A number of things. I have a volume provisionally called Gluteoplasty comprised of 50- and 100-word "stories.” It is in a certain sense a continuation of Anti-Twitter. I have another volume called OD comprised of narratives which feature people in public life who have either deliberately or inadvertently overdosed: Billie Holiday, Jimi Hendrix, Freud, Walter Benjamin, Aldous Huxley, Janis Joplin, Marilyn Monroe, Antonin Artaud, Abbie Hoffman, Diane Arbus, Jean Seberg, Lead Belly . . . Another volume is a novel called Brando Bleeds which features a docufiction version of one of my faves, Marlon Brando. Yet another volume is titled Paris 60, based loosely on Baudelaire's Paris Spleen, written while I was in Paris in 2009 to greet the French translation of one of my earlier collections, 15 Serial Killers. I write rapidly; I need to.


Where can readers find and purchase Anti-Twitter?

In "quality" bookstores; online on Amazon, Barnes and Noble, Borders . . .




The following are excerpts from Harold Jaffe’s Anti-Twitter:



For sale: medieval torture devices:

Shame masks to enforce silence
A14-foot rack to stretch the heretic’s body
A tongue ripper to punish blasphemers
An executioner's hood . . .

Sotheby’s announced plans to auction the largest privately-owned collection of torture devices on record.
Proceeds will go to Amnesty International.


Identity Theft

Some mo’fucker snatched my identity—24/7 work-ape on my back & shit to show for it.
I hope my identity thief makes better use of me than I did.
Call me identity-less.
Know what I plan to do from now on?
Nothing at all.
Chill, baby, chill.

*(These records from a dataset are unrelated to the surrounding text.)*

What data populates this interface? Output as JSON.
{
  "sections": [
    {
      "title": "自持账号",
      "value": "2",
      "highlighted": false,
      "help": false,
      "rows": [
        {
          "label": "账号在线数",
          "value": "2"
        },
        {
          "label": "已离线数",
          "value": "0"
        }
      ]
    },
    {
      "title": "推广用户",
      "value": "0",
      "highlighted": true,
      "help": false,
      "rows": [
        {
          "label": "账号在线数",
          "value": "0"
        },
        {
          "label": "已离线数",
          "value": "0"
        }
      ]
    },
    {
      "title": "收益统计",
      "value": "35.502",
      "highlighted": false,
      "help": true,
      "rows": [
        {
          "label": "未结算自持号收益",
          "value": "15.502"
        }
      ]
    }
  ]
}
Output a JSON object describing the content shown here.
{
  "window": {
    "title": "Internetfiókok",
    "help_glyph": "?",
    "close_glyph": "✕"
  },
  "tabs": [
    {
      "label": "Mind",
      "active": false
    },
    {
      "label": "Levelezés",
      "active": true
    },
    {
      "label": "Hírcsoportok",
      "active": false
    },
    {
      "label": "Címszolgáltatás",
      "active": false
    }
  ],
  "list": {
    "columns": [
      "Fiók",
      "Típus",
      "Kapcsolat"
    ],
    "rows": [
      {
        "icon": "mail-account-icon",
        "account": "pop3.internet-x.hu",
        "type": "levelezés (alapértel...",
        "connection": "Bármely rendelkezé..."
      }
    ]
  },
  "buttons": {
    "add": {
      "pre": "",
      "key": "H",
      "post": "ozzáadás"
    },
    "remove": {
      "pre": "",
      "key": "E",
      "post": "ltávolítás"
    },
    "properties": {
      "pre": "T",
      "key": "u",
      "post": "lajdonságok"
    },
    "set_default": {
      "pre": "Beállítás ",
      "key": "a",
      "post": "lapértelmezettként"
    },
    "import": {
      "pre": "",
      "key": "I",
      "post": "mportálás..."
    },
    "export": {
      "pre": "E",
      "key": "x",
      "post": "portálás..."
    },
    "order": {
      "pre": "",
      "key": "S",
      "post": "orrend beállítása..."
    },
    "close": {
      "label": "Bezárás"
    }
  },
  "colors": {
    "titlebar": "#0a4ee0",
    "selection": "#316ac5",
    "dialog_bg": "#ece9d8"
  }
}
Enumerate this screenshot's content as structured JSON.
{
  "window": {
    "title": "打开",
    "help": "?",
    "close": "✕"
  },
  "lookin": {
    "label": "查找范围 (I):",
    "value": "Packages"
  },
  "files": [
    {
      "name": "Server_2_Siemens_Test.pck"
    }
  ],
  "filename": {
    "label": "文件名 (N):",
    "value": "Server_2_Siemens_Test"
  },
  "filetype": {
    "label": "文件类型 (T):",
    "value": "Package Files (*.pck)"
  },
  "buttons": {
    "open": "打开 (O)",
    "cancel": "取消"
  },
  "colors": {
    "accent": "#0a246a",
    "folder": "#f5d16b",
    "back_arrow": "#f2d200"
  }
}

Sister Anna

is no ordinary nun.
Former exotic dancer in Naples, now she dances for Jesus.
She tours orphanages and hospitals performing her Vatican-can.
Curiously, the church fathers do not disapprove.

“My can-can,” Sister Anna explains, “shows that Jesus is alive, that he is a God of joy, not sorrow.”


Machine Sex

No hokey come-ons.
No pheromone aftershave.
No premature ejac.
No sexual politics.
No big-dick narcissism.
No faked foreplay.
No insincere dirty talk.
No “I’ve shot my bolt, sorry ‘bout that.”

Machines provide exactly what you need.
And if, après-sex, you want a cigarette, you don’t have to share.



In our demented global village the stimuli never sleep.
Cannabis is one small way to separate, briefly enter into the exempted space-time of dream.
Louis Armstrong was said to have smoked pot every day of his adult life—then he'd pick up his horn and make people happy.


Iraqi Football

An Iraqi football player has been shot dead by a spectator as he scored an equalizing goal.
The shooting occurred in the final minute of a game between Sinjar and Buhayra in the city of Hilla.
The striker was shot in the head.
The goal was denied.


Last Words, Death Row

Well Moms, thas how it played out.

Love life, live long.

Dealin’ wit’ reality ain’ always what you wan’ it to be.

Tell my kids I love ’em.

God is real. He fixin’ to find out some deep things that are real.
Take care yosefs.


Last Words, Death Row

Been hanging round this popsicle stand way too long.

Before I go, I wanna say somethin’ to all yawl.

Bury me deep, lay two speakers at my feet, put headphones on my skull and rock and roll me when I'm dead.

Shit-eaters—I’ll see you in hell!



Click here for Harold Jaffe's bio